First of all, Dave did not have any other symptoms of cancer, such as black stools or abdominal pain.
Second, when Dave used the suppositories, his bleeding stopped and did not return. If the bleeding were due to cancer, the suppositories would not have stopped it.
Third, David was very knowledgeable about medical matters. If he’d thought I’d blown his diagnosis, he would never have come to me for his cancer treatment.
The lawyers from the other side say that I should have ordered a colonoscopy for Dave, simply as a matter of course. The fact is that I tell all my older patients to get colonoscopies, and I had told Dave on more than one occasion that he should get one. But since I wasn’t his primary physician, I never followed up.
Dave had at least two other doctors who treated him. Neither one of them ordered a colonoscopy for him. He also had a daughter who was a doctor and a daughter-in-law who was a doctor. They didn’t order a colonoscopy, either. It was a tragic case of “too many chefs in the kitchen,” with no one in charge and no one finding Dave’s cancer.
I felt terrible that Dave got sick. I felt terrible that I wasn’t able to save him. I felt bad for his children, who had lost a father. But to say that I was guilty of malpractice here is a giant stretch.
I wanted to fight the malpractice charges, but my insurance company did not. They told me that if I settled out of court, they would pay the settlement. But, if I took the case to trial, and the plaintiffs received a settlement greater than what had been offered, they wouldn’t pay a dime toward it. I would have to pay the difference
So reluctantly, I settled. The family got a sizable payment from the insurance company. I paid a small fine to the state of Nevada and had to take 15 hours of continuing education. And I got a black mark on my once-spotless patient record.
I thought the matter was settled. But Dave’s relatives weren’t through. They contacted the local newspapers and TV stations and got the Reno newspaper to write an article.
There are over a hundred malpractice settlements a year in Nevada, and you never hear about them because they’re just not newsworthy. But in this case, the family had a great story about a “quack” doctor. So they went to the paper and the paper printed it.
The reporter called me and I refused to speak to her because I did not want to be misquoted as I had been in the past.

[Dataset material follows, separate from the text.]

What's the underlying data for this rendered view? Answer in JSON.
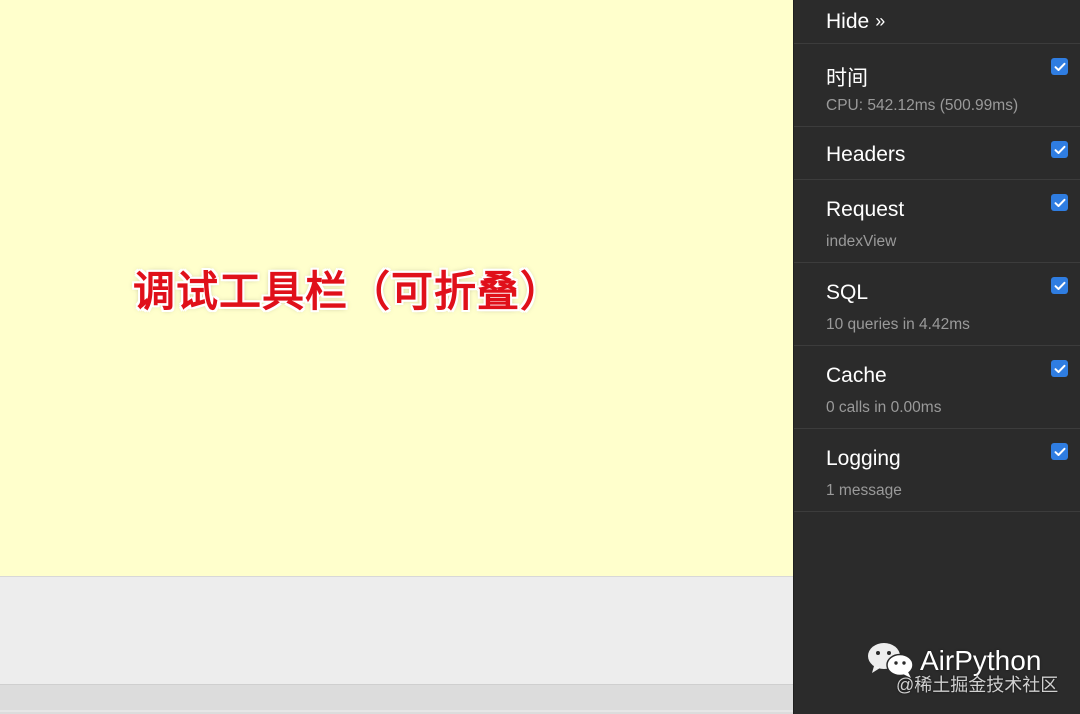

So instead I sent the reporter a written statement. That way she couldn't claim she heard me wrong.
Well, nothing in my statement ever made it into the article. But the article did manage to include a bunch of negative opinions from people who weren’t even involved in the case! Like Susan Gallagher.
The biased nature of the article was truly astounding. To give you an idea, the article was 1,495 words long. Of those 1,495 words, exactly 91 words were devoted to my side of the story.

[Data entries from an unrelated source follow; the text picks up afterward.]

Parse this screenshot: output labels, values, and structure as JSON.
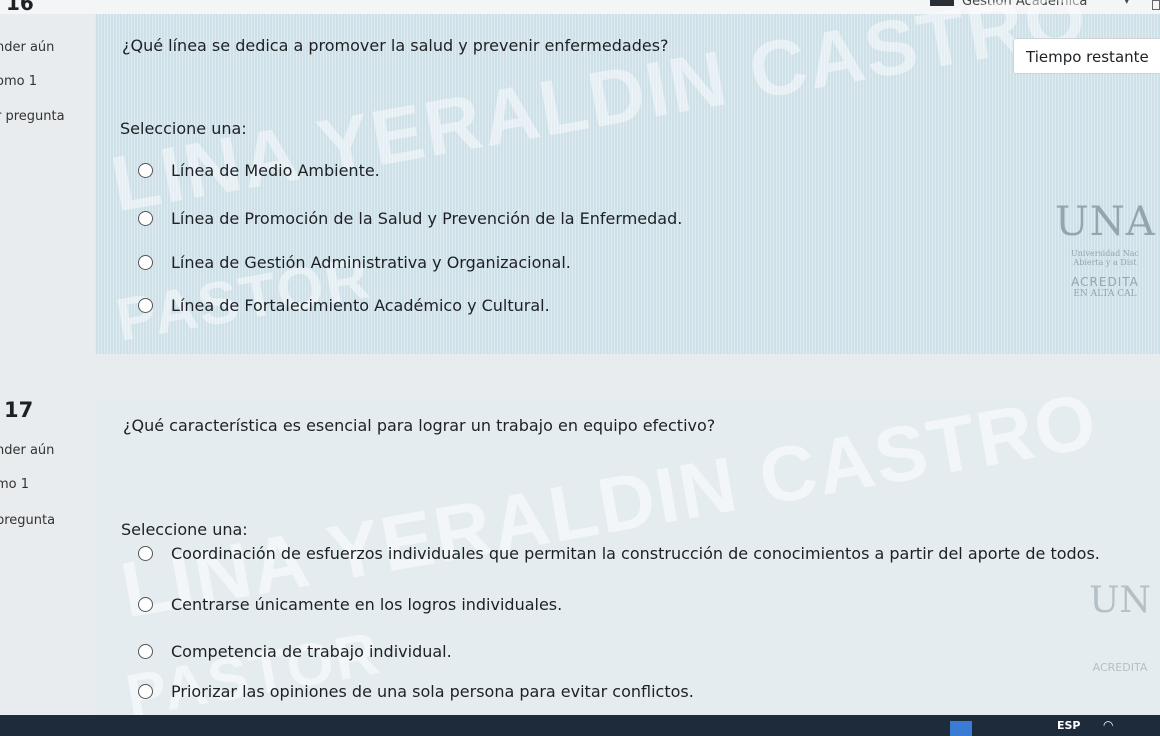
{
  "topbar": {
    "question_number_cut": "16",
    "user_menu": "Gestión Académica"
  },
  "timer": {
    "label": "Tiempo restante"
  },
  "questions": [
    {
      "status_cut": "nder aún",
      "mark_cut": "omo 1",
      "flag_cut": "r pregunta",
      "text": "¿Qué línea se dedica a promover la salud y prevenir enfermedades?",
      "select_label": "Seleccione una:",
      "options": [
        "Línea de Medio Ambiente.",
        "Línea de Promoción de la Salud y Prevención de la Enfermedad.",
        "Línea de Gestión Administrativa y Organizacional.",
        "Línea de Fortalecimiento Académico y Cultural."
      ],
      "watermark_line1": "LINA YERALDIN CASTRO",
      "watermark_line2": "PASTOR",
      "logo_letters": "UNA",
      "logo_sub1": "Universidad Nac",
      "logo_sub2": "Abierta y a Dist",
      "logo_acred": "ACREDITA",
      "logo_acred2": "EN ALTA CAL"
    },
    {
      "number": "17",
      "status_cut": "nder aún",
      "mark_cut": "mo 1",
      "flag_cut": "pregunta",
      "text": "¿Qué característica es esencial para lograr un trabajo en equipo efectivo?",
      "select_label": "Seleccione una:",
      "options": [
        "Coordinación de esfuerzos individuales que permitan la construcción de conocimientos a partir del aporte de todos.",
        "Centrarse únicamente en los logros individuales.",
        "Competencia de trabajo individual.",
        "Priorizar las opiniones de una sola persona para evitar conflictos."
      ],
      "watermark_line1": "LINA YERALDIN CASTRO",
      "watermark_line2": "PASTOR",
      "logo_letters": "UN",
      "logo_acred": "ACREDITA"
    }
  ],
  "taskbar": {
    "language": "ESP"
  }
}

Thankfully, my patients and the other informed medical consumers in the area were too smart to fall for this hatchet job. New patients continued to flock to see me. And existing patients wrote letters to the newspaper denouncing the article. Today, my practice is busier than ever.
But here’s what bothers me: What happens to someone with health problems who is not as well informed as my patients?
Somewhere out there is a person with health problems who’s been going from one doctor to another, looking for a solution. The person starts reading about alternative medicine and considers trying it. Then he or she reads a biased article by Susan Gallagher or the Reno Gazette-Journal and gets scared away.
That, too, is a terrible tragedy.